2006 – The International Astronomical Union (IAU) redefines the term “planet” so that Pluto is now considered a Dwarf Planet. Astronomers were considering returning it to planet status. American astronomer Clyde William Tombaugh discovered Pluto in 1930.
2011 – Tim Cook succeeds Steve Jobs as CEO of Apple Inc. due to Jobs’ illness. Jobs died in October 2011 at age 56.
2015 – Facebook CEO Mark Zuckerberg announces that for the first time 1 billion people logged into Facebook. In 2004, Harvard students Cameron Winklevoss, Tyler Winklevoss, and Divya Narendra accused Zuckerberg of misleading them and using their ideas to develop Facebook. In 2008, Facebook settled the case for 1.2 million shares and $20 million in cash. Facebook is now worth $500 billion. Zuckerburg is now 35 years old.
1829 – President Jackson makes an offer to buy Texas, but the Mexican government refuses. President John Q. Adams offered to buy Mexico for $1 million two years earlier. His offer was also rejected. President Polk annexed Texas in 1845.
1916 – The National Park Service is established as part of the Department of the Interior during the Woodrow Wilson administration. Yellowstone (in Montana, Wyoming, and Idaho) was named the first public park in 1872 during the Ulysses S. Grant administration.
1920 – Ethelda Bleibtrey becomes the first U.S. woman to win a medal in the Olympics (swimming). She won three gold medals and set three world records in Olympic swimming competitions in Antwerp, Belgium. Bleibtrey started swimming as therapy to overcome the effects of polio. Bleibtrey died in 1978 at the age of 76.
1968 – Arthur Ashe becomes the first black man to win the U.S. men’s singles tennis championship. Ashe contracted AIDS from a blood transfusion and died in 1993 at age 49. Watch a report about his championship win and career:
1989 – After a 12-year, 4-billion-mile journey, NASA’s Voyager 2 flies over the cloud tops of the planet Neptune and its moon Triton, sending back photographs.
1998 – A survey says that 33 percent of Americans use the Internet. Estimates now indicate that 78 percent of Americans use the Internet daily.

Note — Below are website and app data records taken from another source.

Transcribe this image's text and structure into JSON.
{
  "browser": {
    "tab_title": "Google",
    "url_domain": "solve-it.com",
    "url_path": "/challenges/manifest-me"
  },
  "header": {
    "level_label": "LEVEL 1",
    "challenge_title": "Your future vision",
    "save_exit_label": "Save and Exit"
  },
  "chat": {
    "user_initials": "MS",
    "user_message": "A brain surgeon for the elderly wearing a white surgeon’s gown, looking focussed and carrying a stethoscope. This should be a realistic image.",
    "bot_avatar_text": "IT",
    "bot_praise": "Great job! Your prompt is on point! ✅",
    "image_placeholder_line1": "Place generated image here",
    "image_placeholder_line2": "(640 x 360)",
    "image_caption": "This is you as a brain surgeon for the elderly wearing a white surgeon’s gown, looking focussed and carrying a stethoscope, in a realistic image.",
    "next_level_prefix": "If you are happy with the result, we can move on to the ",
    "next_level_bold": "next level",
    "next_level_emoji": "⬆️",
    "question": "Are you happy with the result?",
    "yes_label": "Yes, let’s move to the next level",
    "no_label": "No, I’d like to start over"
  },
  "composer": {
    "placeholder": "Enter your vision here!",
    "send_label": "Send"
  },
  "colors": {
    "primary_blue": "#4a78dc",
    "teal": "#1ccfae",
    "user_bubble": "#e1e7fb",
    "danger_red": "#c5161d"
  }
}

2012 – NASA’s Voyager 1, launched in 1977, becomes the first spacecraft to enter interstellar space. Voyager 1 is now 12 billion miles from Earth and is still sending back information. It is headed toward a star called AC+79 3888, which is 17.6 light years from Earth. Voyager 2, also launched in 1977, is almost 10 billion miles from Earth. Both space probes carry a 12-inch gold-plated copper disk containing sounds and images from Earth.
Image from history.com